▸ **TASK**: Print each entry exactly, all the way through.

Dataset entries
********

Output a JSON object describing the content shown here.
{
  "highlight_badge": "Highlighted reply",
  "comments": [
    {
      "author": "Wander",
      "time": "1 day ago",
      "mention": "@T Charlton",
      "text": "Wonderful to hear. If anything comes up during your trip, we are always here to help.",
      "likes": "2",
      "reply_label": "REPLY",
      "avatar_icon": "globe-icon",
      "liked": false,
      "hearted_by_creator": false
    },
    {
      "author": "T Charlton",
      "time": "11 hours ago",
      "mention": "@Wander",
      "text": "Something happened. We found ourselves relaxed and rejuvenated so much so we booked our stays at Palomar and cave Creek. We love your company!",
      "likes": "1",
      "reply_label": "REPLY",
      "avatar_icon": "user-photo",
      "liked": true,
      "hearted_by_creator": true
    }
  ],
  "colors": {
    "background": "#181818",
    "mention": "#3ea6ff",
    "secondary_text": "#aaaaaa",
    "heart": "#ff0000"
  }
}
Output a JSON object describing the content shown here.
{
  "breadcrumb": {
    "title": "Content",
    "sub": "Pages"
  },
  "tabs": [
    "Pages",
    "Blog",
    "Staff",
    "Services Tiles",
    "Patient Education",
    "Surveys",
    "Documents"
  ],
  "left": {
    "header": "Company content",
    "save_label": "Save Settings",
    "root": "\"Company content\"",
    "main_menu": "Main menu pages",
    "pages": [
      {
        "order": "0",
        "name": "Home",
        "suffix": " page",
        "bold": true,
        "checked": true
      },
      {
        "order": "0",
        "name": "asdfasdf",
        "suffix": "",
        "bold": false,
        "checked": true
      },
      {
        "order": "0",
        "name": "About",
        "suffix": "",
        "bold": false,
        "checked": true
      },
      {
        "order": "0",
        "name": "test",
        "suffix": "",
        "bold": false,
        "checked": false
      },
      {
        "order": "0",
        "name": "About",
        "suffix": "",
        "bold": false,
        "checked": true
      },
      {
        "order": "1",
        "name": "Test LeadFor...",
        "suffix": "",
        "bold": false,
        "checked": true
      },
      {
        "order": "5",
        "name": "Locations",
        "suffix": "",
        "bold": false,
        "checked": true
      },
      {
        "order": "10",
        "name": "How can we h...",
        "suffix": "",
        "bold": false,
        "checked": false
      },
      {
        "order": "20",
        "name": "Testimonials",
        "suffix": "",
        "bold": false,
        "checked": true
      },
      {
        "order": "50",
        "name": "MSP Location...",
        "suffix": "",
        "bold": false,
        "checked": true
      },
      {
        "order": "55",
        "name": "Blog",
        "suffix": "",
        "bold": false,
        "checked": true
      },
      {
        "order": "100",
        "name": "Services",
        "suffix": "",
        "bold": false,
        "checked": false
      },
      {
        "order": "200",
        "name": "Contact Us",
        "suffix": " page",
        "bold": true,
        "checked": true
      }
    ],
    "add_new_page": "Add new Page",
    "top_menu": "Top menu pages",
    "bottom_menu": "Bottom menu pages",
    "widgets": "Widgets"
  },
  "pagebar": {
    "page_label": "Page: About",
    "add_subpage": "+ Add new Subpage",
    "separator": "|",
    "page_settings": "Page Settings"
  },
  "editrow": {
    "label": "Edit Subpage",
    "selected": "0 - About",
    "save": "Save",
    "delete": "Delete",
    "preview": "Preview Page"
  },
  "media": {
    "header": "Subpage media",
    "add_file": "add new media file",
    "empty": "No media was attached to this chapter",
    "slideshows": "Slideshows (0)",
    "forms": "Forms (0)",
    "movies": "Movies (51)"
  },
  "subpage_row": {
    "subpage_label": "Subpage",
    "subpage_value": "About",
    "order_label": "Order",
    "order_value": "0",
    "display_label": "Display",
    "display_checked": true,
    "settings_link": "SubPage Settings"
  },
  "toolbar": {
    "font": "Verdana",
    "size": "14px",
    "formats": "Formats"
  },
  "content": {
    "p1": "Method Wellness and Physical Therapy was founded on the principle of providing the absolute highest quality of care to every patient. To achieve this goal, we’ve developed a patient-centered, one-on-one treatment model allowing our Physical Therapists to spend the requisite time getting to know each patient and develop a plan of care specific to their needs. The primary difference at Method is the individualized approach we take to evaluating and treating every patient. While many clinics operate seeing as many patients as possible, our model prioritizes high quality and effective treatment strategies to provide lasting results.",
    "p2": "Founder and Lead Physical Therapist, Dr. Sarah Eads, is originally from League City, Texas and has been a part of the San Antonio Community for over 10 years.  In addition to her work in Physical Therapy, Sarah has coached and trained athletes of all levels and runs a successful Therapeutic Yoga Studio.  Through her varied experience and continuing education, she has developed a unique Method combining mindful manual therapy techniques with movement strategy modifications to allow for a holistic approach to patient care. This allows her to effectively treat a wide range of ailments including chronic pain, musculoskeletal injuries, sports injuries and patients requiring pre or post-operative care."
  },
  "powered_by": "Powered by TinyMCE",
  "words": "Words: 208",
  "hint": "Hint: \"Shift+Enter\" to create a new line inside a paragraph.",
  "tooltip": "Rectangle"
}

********

▸ **SOLVED EXERCISE**:
Output a JSON object describing the content shown here.
{
  "highlight_badge": "Highlighted reply",
  "comments": [
    {
      "author": "Wander",
      "time": "1 day ago",
      "mention": "@T Charlton",
      "text": "Wonderful to hear. If anything comes up during your trip, we are always here to help.",
      "likes": "2",
      "reply_label": "REPLY",
      "avatar_icon": "globe-icon",
      "liked": false,
      "hearted_by_creator": false
    },
    {
      "author": "T Charlton",
      "time": "11 hours ago",
      "mention": "@Wander",
      "text": "Something happened. We found ourselves relaxed and rejuvenated so much so we booked our stays at Palomar and cave Creek. We love your company!",
      "likes": "1",
      "reply_label": "REPLY",
      "avatar_icon": "user-photo",
      "liked": true,
      "hearted_by_creator": true
    }
  ],
  "colors": {
    "background": "#181818",
    "mention": "#3ea6ff",
    "secondary_text": "#aaaaaa",
    "heart": "#ff0000"
  }
}
Output a JSON object describing the content shown here.
{
  "breadcrumb": {
    "title": "Content",
    "sub": "Pages"
  },
  "tabs": [
    "Pages",
    "Blog",
    "Staff",
    "Services Tiles",
    "Patient Education",
    "Surveys",
    "Documents"
  ],
  "left": {
    "header": "Company content",
    "save_label": "Save Settings",
    "root": "\"Company content\"",
    "main_menu": "Main menu pages",
    "pages": [
      {
        "order": "0",
        "name": "Home",
        "suffix": " page",
        "bold": true,
        "checked": true
      },
      {
        "order": "0",
        "name": "asdfasdf",
        "suffix": "",
        "bold": false,
        "checked": true
      },
      {
        "order": "0",
        "name": "About",
        "suffix": "",
        "bold": false,
        "checked": true
      },
      {
        "order": "0",
        "name": "test",
        "suffix": "",
        "bold": false,
        "checked": false
      },
      {
        "order": "0",
        "name": "About",
        "suffix": "",
        "bold": false,
        "checked": true
      },
      {
        "order": "1",
        "name": "Test LeadFor...",
        "suffix": "",
        "bold": false,
        "checked": true
      },
      {
        "order": "5",
        "name": "Locations",
        "suffix": "",
        "bold": false,
        "checked": true
      },
      {
        "order": "10",
        "name": "How can we h...",
        "suffix": "",
        "bold": false,
        "checked": false
      },
      {
        "order": "20",
        "name": "Testimonials",
        "suffix": "",
        "bold": false,
        "checked": true
      },
      {
        "order": "50",
        "name": "MSP Location...",
        "suffix": "",
        "bold": false,
        "checked": true
      },
      {
        "order": "55",
        "name": "Blog",
        "suffix": "",
        "bold": false,
        "checked": true
      },
      {
        "order": "100",
        "name": "Services",
        "suffix": "",
        "bold": false,
        "checked": false
      },
      {
        "order": "200",
        "name": "Contact Us",
        "suffix": " page",
        "bold": true,
        "checked": true
      }
    ],
    "add_new_page": "Add new Page",
    "top_menu": "Top menu pages",
    "bottom_menu": "Bottom menu pages",
    "widgets": "Widgets"
  },
  "pagebar": {
    "page_label": "Page: About",
    "add_subpage": "+ Add new Subpage",
    "separator": "|",
    "page_settings": "Page Settings"
  },
  "editrow": {
    "label": "Edit Subpage",
    "selected": "0 - About",
    "save": "Save",
    "delete": "Delete",
    "preview": "Preview Page"
  },
  "media": {
    "header": "Subpage media",
    "add_file": "add new media file",
    "empty": "No media was attached to this chapter",
    "slideshows": "Slideshows (0)",
    "forms": "Forms (0)",
    "movies": "Movies (51)"
  },
  "subpage_row": {
    "subpage_label": "Subpage",
    "subpage_value": "About",
    "order_label": "Order",
    "order_value": "0",
    "display_label": "Display",
    "display_checked": true,
    "settings_link": "SubPage Settings"
  },
  "toolbar": {
    "font": "Verdana",
    "size": "14px",
    "formats": "Formats"
  },
  "content": {
    "p1": "Method Wellness and Physical Therapy was founded on the principle of providing the absolute highest quality of care to every patient. To achieve this goal, we’ve developed a patient-centered, one-on-one treatment model allowing our Physical Therapists to spend the requisite time getting to know each patient and develop a plan of care specific to their needs. The primary difference at Method is the individualized approach we take to evaluating and treating every patient. While many clinics operate seeing as many patients as possible, our model prioritizes high quality and effective treatment strategies to provide lasting results.",
    "p2": "Founder and Lead Physical Therapist, Dr. Sarah Eads, is originally from League City, Texas and has been a part of the San Antonio Community for over 10 years.  In addition to her work in Physical Therapy, Sarah has coached and trained athletes of all levels and runs a successful Therapeutic Yoga Studio.  Through her varied experience and continuing education, she has developed a unique Method combining mindful manual therapy techniques with movement strategy modifications to allow for a holistic approach to patient care. This allows her to effectively treat a wide range of ailments including chronic pain, musculoskeletal injuries, sports injuries and patients requiring pre or post-operative care."
  },
  "powered_by": "Powered by TinyMCE",
  "words": "Words: 208",
  "hint": "Hint: \"Shift+Enter\" to create a new line inside a paragraph.",
  "tooltip": "Rectangle"
}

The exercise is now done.